|The battle in Nanaimo-Alberni is for second place and that may well fall to the Greens. The NDP and Liberal candidates are newcomers and will be hard pressed to attract more than their party's core supporters. The Green candidate has run before (for the NDP) and should be the beneficiary of votes bleeding from the other left-wing parties. Only a major faux pas in the national campaign will cause the Conservatives to lose this one. The Conservative incumbent has won each of the past three elections by a comfortable margin and there is little evidence to suggest that it will be any different this time. |
| ||08 09 12
||The Dude Abides|
|The demographic that supported more left-leaning parties in the past has been slowly changing and disappearing in this riding. It's not your father's Nanaimo-Alberni any more. Should remain in the Tory column barring any significant hiccups in the incumbent's campaign.|
| ||08 04 22
|Still leaning towards a hold for conservative mp James Lunney here. For a couple of reasons most obvious since he has been mp for a while and held the riding even when nearby ones fell to other parties. Now with the conservatives doing better in BC its likely this riding stays where it is. Also the ndp are running a new candidate Zeni Maartman but have noticed ndp candidates seem to have to run a few times before they actually get elected in ridings like this one. They seem to have to build up local name recognition before they can actually win.|
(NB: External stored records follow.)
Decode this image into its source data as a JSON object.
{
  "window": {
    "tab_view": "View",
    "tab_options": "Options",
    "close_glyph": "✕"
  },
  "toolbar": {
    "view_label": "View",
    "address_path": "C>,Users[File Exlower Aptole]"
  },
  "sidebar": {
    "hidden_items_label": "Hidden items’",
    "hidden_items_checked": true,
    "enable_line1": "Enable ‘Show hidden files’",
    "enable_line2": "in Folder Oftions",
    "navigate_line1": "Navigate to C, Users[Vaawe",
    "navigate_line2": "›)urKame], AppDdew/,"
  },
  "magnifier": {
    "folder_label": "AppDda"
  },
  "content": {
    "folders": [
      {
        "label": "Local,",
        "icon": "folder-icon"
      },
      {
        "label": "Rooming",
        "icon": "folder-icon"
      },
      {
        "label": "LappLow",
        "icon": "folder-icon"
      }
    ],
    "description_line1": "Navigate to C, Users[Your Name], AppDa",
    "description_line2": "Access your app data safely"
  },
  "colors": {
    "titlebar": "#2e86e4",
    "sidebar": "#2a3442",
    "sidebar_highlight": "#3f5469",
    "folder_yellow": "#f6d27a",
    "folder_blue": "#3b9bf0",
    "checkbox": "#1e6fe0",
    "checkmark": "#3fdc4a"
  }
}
| ||08 02 23
|North Nanaimo, Lantzville, Nanoose Bay, Parksville, to Qualicum Beach, along the east coast, represents a large contiguous population base within the riding and its demographics are centre-right both provincially and federally. |
It also has a growing population base with many Albertans choosing the area for retirement. The mill town of Port Alberni and older rural areas as well as the west coast have strong NDP roots, but the riding has been trending small ‘c’ conservative over the past 20 years.
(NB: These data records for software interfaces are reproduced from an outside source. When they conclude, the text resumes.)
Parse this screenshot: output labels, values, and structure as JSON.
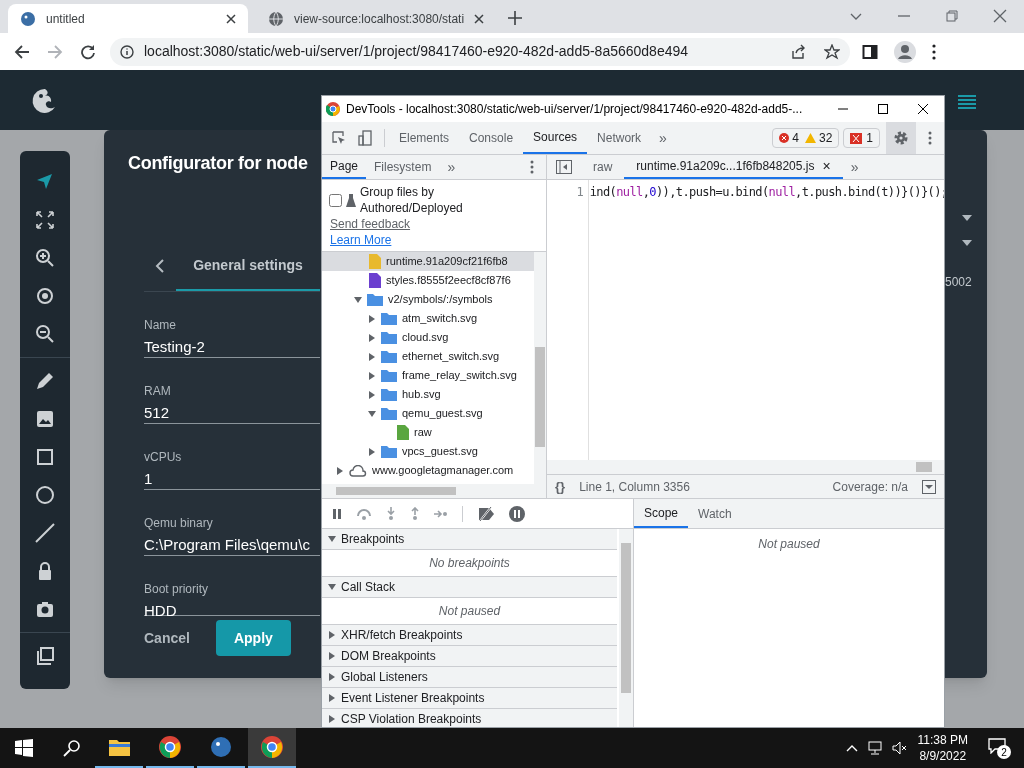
{
  "browser": {
    "tabs": [
      {
        "title": "untitled",
        "selected": true,
        "kind": "app"
      },
      {
        "title": "view-source:localhost:3080/stati",
        "selected": false,
        "kind": "web"
      }
    ],
    "url": "localhost:3080/static/web-ui/server/1/project/98417460-e920-482d-add5-8a5660d8e494"
  },
  "app": {
    "dialog": {
      "title": "Configurator for node",
      "tabs": [
        {
          "label": "General settings",
          "selected": true
        }
      ],
      "fields": [
        {
          "label": "Name",
          "value": "Testing-2"
        },
        {
          "label": "RAM",
          "value": "512"
        },
        {
          "label": "vCPUs",
          "value": "1"
        },
        {
          "label": "Qemu binary",
          "value": "C:\\Program Files\\qemu\\c"
        },
        {
          "label": "Boot priority",
          "value": "HDD"
        }
      ],
      "cancel": "Cancel",
      "apply": "Apply",
      "side_value": "5002"
    }
  },
  "devtools": {
    "title": "DevTools - localhost:3080/static/web-ui/server/1/project/98417460-e920-482d-add5-...",
    "panels": [
      {
        "label": "Elements",
        "selected": false
      },
      {
        "label": "Console",
        "selected": false
      },
      {
        "label": "Sources",
        "selected": true
      },
      {
        "label": "Network",
        "selected": false
      }
    ],
    "more": "»",
    "errors": "4",
    "warnings": "32",
    "issues": "1",
    "navigator_tabs": [
      {
        "label": "Page",
        "selected": true
      },
      {
        "label": "Filesystem",
        "selected": false
      }
    ],
    "navigator_more": "»",
    "group_files": {
      "label": "Group files by Authored/Deployed",
      "checked": false
    },
    "links": [
      "Send feedback",
      "Learn More"
    ],
    "tree": [
      {
        "name": "runtime.91a209cf21f6fb8",
        "kind": "file",
        "color": "#e8b92e",
        "selected": true
      },
      {
        "name": "styles.f8555f2eecf8cf87f6",
        "kind": "file",
        "color": "#6b3fcf",
        "selected": false
      },
      {
        "name": "v2/symbols/:/symbols",
        "kind": "folder",
        "expanded": true,
        "selected": false,
        "children": [
          {
            "name": "atm_switch.svg",
            "kind": "folder",
            "expanded": false,
            "selected": false
          },
          {
            "name": "cloud.svg",
            "kind": "folder",
            "expanded": false,
            "selected": false
          },
          {
            "name": "ethernet_switch.svg",
            "kind": "folder",
            "expanded": false,
            "selected": false
          },
          {
            "name": "frame_relay_switch.svg",
            "kind": "folder",
            "expanded": false,
            "selected": false
          },
          {
            "name": "hub.svg",
            "kind": "folder",
            "expanded": false,
            "selected": false
          },
          {
            "name": "qemu_guest.svg",
            "kind": "folder",
            "expanded": true,
            "selected": false,
            "children": [
              {
                "name": "raw",
                "kind": "file",
                "color": "#5aa640",
                "selected": false
              }
            ]
          },
          {
            "name": "vpcs_guest.svg",
            "kind": "folder",
            "expanded": false,
            "selected": false
          }
        ]
      },
      {
        "name": "www.googletagmanager.com",
        "kind": "domain",
        "expanded": false,
        "selected": false
      }
    ],
    "editor_tabs": [
      {
        "label": "raw",
        "selected": false,
        "closable": false
      },
      {
        "label": "runtime.91a209c...1f6fb848205.js",
        "selected": true,
        "closable": true
      }
    ],
    "editor_more": "»",
    "close": "×",
    "line_number": "1",
    "code": [
      {
        "text": "ind(",
        "kind": "plain"
      },
      {
        "text": "null",
        "kind": "keyword"
      },
      {
        "text": ",",
        "kind": "plain"
      },
      {
        "text": "0",
        "kind": "number"
      },
      {
        "text": ")),t.push=u.bind(",
        "kind": "plain"
      },
      {
        "text": "null",
        "kind": "keyword"
      },
      {
        "text": ",t.push.bind(t))}()}();",
        "kind": "plain"
      }
    ],
    "format": "{}",
    "position": "Line 1, Column 3356",
    "coverage": "Coverage: n/a",
    "sections": [
      {
        "title": "Breakpoints",
        "expanded": true,
        "empty_text": "No breakpoints"
      },
      {
        "title": "Call Stack",
        "expanded": true,
        "empty_text": "Not paused"
      },
      {
        "title": "XHR/fetch Breakpoints",
        "expanded": false
      },
      {
        "title": "DOM Breakpoints",
        "expanded": false
      },
      {
        "title": "Global Listeners",
        "expanded": false
      },
      {
        "title": "Event Listener Breakpoints",
        "expanded": false
      },
      {
        "title": "CSP Violation Breakpoints",
        "expanded": false
      }
    ],
    "side_tabs": [
      {
        "label": "Scope",
        "selected": true
      },
      {
        "label": "Watch",
        "selected": false
      }
    ],
    "side_text": "Not paused"
  },
  "taskbar": {
    "time": "11:38 PM",
    "date": "8/9/2022",
    "notifications": "2"
  }
}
That is also reflected in the fact that the Conservatives went from 39.1% in 2004 to 41.4% in 2006. Add in the incumbency factor and this seat represents the CP with their best bet on Vancouver Island.
| ||08 02 17
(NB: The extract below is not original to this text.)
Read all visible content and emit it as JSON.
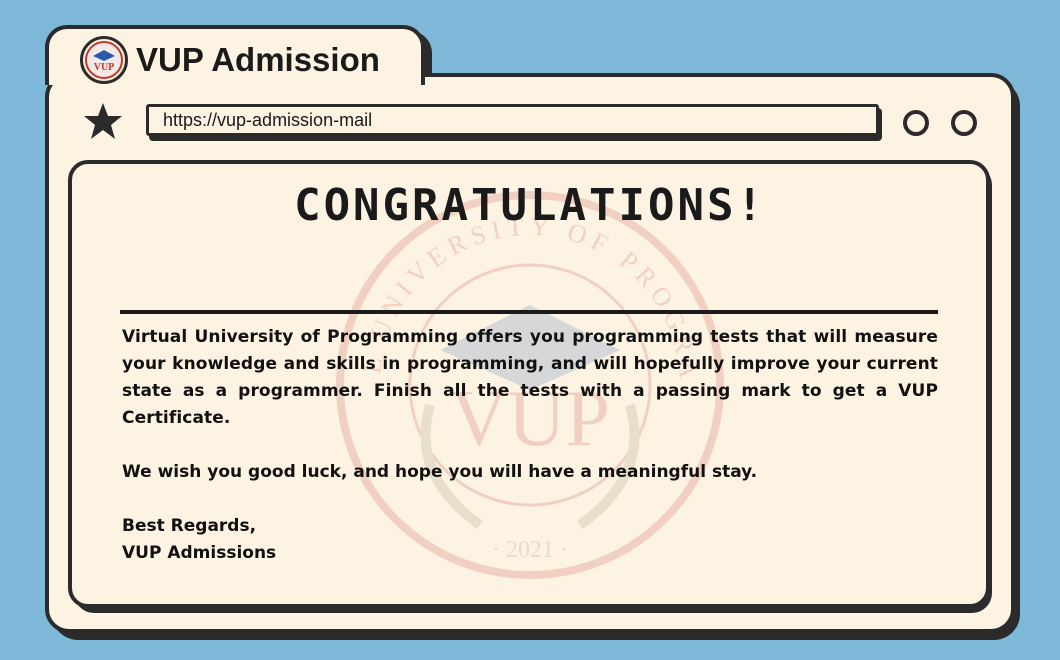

|The NDP swept Vancouver Island in 1988, and something of that afterglow's lingered ever since--or at least it efficiently resumed come the Jack Layton years. In this particular case, though, the paired names ‘Nanaimo’ and ‘Alberni’ promise more than they deliver; too much coastal retirement zone = the highest Tory share on the island. Though not for want of trying on the NDP's part; and, hate to say it, but one wonders if they might have done better last time had the candidate (however exemplary) not been named ‘Manjeet Uppal’--so, don't count them completely out now. That is, if Green (which underperformed last time, here and elsewhere on the island) doesn't steal from them instead...|
| ||08 01 10
|Not a lot of predictions here yet but going to say conservative hold for James Lunney mp but ndp is still competitive here and well ahead of the other candidates. Guess what makes this riding close is its on Vancouver Island and that area was or is more ndp historically. |
But ndp haven’t moved up enough in polls to take ridings like these, and ridings ndp gained in bc have largely been due to retirement of mp’s such as Victoria, Nanaimo cowichan and surrey north. They’ve had a tougher time in ridings held by long-time mp’s.
| ||07 04 06
|Traditionally an NDP riding, now mainly a Conservative one. This riding is divided between the West side of the riding, which is still heavily NDP due to the large union base there while the Eastern half which is Conservative due to the large retirement community and the fact it is more affluent than most Vancouver Island ridings. With most of the growth occurring on the East side, this will likely stay Tory and only if the Liberal vote completely collapses into the NDP, do they have a shot here.|